▸ **Data items**:
......
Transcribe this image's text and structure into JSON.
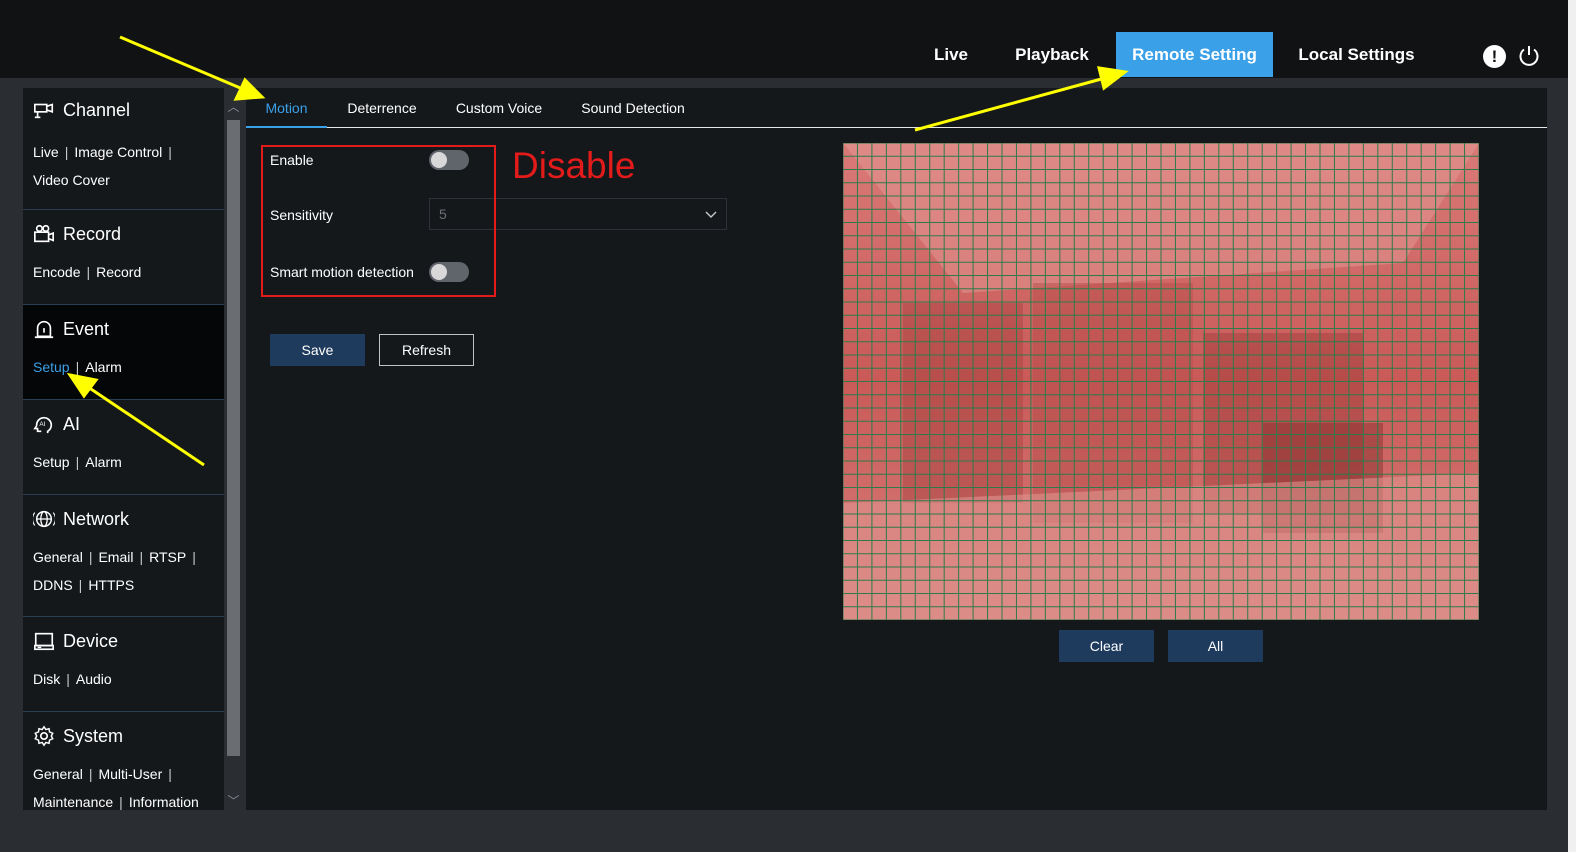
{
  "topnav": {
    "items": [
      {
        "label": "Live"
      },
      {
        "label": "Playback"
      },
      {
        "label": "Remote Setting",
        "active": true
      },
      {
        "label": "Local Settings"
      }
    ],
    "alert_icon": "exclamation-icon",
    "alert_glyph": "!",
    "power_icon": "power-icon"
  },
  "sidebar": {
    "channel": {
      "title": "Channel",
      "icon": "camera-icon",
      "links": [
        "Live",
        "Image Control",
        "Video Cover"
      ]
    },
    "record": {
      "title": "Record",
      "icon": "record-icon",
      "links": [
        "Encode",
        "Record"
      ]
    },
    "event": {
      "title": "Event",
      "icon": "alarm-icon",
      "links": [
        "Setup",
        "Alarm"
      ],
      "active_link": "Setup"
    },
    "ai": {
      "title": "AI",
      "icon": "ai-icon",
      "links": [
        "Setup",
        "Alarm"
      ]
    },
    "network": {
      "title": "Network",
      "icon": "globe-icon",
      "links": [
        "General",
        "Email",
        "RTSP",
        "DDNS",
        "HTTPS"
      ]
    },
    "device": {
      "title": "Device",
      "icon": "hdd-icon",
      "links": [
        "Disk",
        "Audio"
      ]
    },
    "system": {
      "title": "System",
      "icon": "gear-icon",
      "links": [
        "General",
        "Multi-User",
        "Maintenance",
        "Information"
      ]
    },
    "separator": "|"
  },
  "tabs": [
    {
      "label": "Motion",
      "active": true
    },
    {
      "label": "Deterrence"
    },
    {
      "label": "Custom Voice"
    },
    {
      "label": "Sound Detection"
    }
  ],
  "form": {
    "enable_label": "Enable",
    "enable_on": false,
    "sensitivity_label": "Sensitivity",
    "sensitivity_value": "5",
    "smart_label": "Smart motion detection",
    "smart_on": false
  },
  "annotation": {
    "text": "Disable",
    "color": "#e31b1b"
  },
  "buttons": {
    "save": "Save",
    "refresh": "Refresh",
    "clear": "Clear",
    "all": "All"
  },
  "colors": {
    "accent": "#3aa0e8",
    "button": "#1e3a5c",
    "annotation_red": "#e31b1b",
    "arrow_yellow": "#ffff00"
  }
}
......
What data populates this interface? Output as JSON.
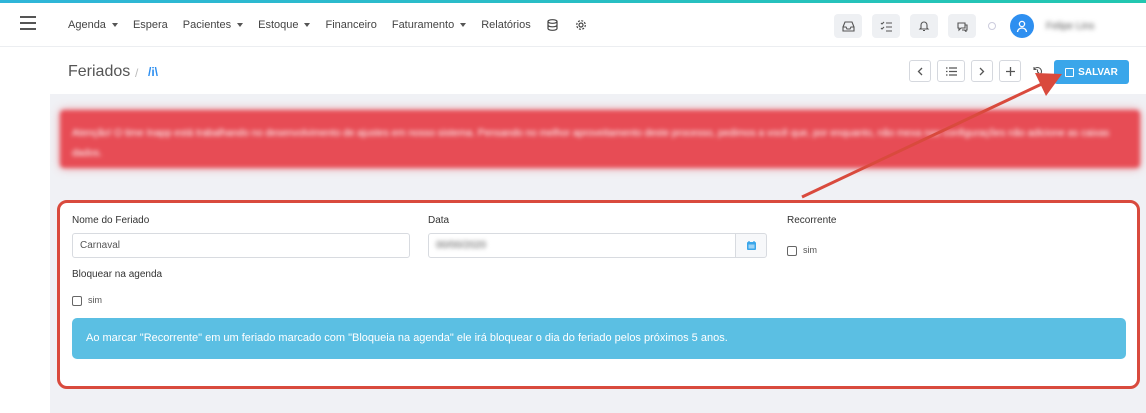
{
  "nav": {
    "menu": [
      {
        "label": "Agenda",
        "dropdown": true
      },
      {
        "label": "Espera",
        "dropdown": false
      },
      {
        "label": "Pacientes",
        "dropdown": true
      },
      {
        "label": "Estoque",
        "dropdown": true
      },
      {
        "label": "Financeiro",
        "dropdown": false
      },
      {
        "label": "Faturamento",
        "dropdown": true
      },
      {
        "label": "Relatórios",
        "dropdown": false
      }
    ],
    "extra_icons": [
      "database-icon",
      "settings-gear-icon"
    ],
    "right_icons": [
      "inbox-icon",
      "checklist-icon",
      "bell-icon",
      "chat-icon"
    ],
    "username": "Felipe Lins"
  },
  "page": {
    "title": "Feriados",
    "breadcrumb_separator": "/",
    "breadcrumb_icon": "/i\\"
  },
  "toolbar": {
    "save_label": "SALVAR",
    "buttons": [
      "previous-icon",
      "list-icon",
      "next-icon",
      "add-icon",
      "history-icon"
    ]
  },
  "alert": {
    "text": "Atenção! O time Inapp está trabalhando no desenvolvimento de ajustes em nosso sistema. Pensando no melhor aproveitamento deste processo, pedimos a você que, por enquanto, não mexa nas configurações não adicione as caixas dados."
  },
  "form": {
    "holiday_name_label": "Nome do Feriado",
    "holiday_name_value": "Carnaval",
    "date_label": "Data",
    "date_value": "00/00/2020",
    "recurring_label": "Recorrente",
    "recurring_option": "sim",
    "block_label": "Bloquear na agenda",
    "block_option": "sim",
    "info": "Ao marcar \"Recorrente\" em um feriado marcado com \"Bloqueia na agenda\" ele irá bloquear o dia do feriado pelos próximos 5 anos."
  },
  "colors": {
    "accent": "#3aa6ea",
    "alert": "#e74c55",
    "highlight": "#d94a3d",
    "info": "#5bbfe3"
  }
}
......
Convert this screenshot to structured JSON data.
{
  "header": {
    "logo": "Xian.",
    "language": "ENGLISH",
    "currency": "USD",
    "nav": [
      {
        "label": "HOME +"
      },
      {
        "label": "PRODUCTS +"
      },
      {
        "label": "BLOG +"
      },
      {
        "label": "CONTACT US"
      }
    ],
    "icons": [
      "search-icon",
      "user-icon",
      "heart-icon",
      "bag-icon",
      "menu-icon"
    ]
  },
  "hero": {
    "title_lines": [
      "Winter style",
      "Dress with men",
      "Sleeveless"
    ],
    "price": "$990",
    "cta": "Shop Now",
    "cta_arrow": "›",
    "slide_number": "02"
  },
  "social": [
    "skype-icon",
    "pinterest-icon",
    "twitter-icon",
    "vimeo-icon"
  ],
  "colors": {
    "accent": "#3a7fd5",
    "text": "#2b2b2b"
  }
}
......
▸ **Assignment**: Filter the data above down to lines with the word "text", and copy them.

▸ **Output below**:
Transcribe this image's text and structure into JSON.
    "text": "Disable",
    "text": "Atenção! O time Inapp está trabalhando no desenvolvimento de ajustes em nosso sistema. Pensando no melhor aproveitamento deste processo, pedimos a você que, por enquanto, não mexa nas configurações não adicione as caixas dados."
    "text": "#2b2b2b"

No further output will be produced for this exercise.